• Published on

  • View

  • Download

Embed Size (px)


  • Slide 1
  • Slide 2
  • Fast Food Fast food nutrition should make up a minimal part of a healthy diet. Fast foods and junk foods are high in fat, sodium and sugar, which can lead to obesity and a range of attendant health problems, including diabetes, heart disease and arthritis. Here are the facts about how excessive junk food consumption affects your body.
  • Slide 3
  • Junk food doesn't contain the nutrients your body needs to stay healthy. As a result, you may feel chronically fatigued and lack the energy you need to complete daily tasks.

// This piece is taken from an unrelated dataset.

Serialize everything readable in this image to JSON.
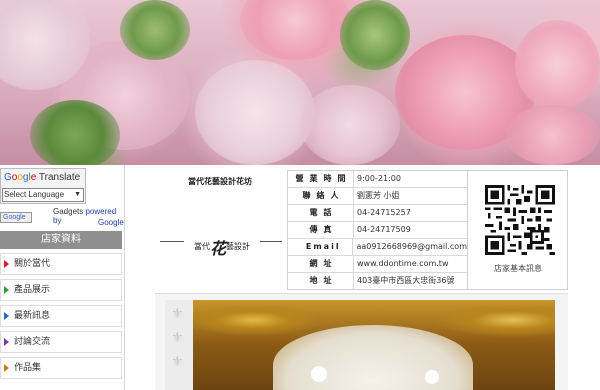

The high levels of sugar in junk food puts your metabolism under stress; when you eat refined sugar, your pancreas secretes high amounts of insulin to prevent a dangerous spike in blood sugar levels.
  • Slide 4
  • Because fast food and junk food don't contain adequate amounts of protein and good carbohydrates, your blood sugar levels will drop suddenly after eating, leaving you feeling grumpy, fatigued and craving sugar. Junk Food Contributes to Poor Performance and Obesity Junk Food Can Damage Your Liver and Your Heart Junk Food Can Lead to Diabetes
  • Slide 5
  • Why Choose Healthy A healthy diet is probably going to cause... you to lose excess weight your blood pressure and cholesterol to go down you will feel better you will look better you will have more energy your cells will be happy your immune system will get stronger you will eliminate most or all of your medications your God given healing process will have the ability to reverse sickness
  • Slide 6
  • Healthy foods fruits, vegetables, whole grains, legumes, nuts, seeds, etc. are all rich in vitamins, minerals, fibres and other essential nutrients which play the key role in human health
  • Slide 7
  • Canadas Food Guide http://www.hc-sc.gc.ca/index-eng.php?cat=4
  • Slide 8
  • Healthy eating recommendations: Eating plenty of vegetables and fruit. Every day, include a dark green (such as broccoli, asparagus and romaine lettuce) and an orange (such as carrots and sweet potato) vegetable. Making half of your grain products whole grain (such as brown and wild rice, bulgur, quinoa and oatmeal) each day. Serving fish twice a week (such as rainbow trout, salmon and sardines). See Health Canada's advice on limiting exposure to mercury from certain types of fish. Including beans, lentils and tofu (meat alternatives) more often in your diet. Drinking lower fat milk and milk alternatives such as fortified soy beverages. Be aware that other fortified drinks such as orange juice, rice, almond and potato do not contain the same level of protein found in milk or soy.
  • Slide 9
  • Using unsaturated oils such as canola, olive, and soybean as well as non-hydrogenated margarines (Include a small amount - 30 to 45 mL/2 to 3 tbsp a day). Taking a Vitamin D supplement if you are over the age of 50. If you are planning on becoming pregnant, take a multivitamin that contains folic acid. Once pregnant, your supplements should also contain iron. Adults (18 to 64) and older adults (65+) must get at least 150 minutes of moderate- to vigorous-intensity physical activity per week. Children need moderate to vigorous physical activity for at least 60 minutes every day.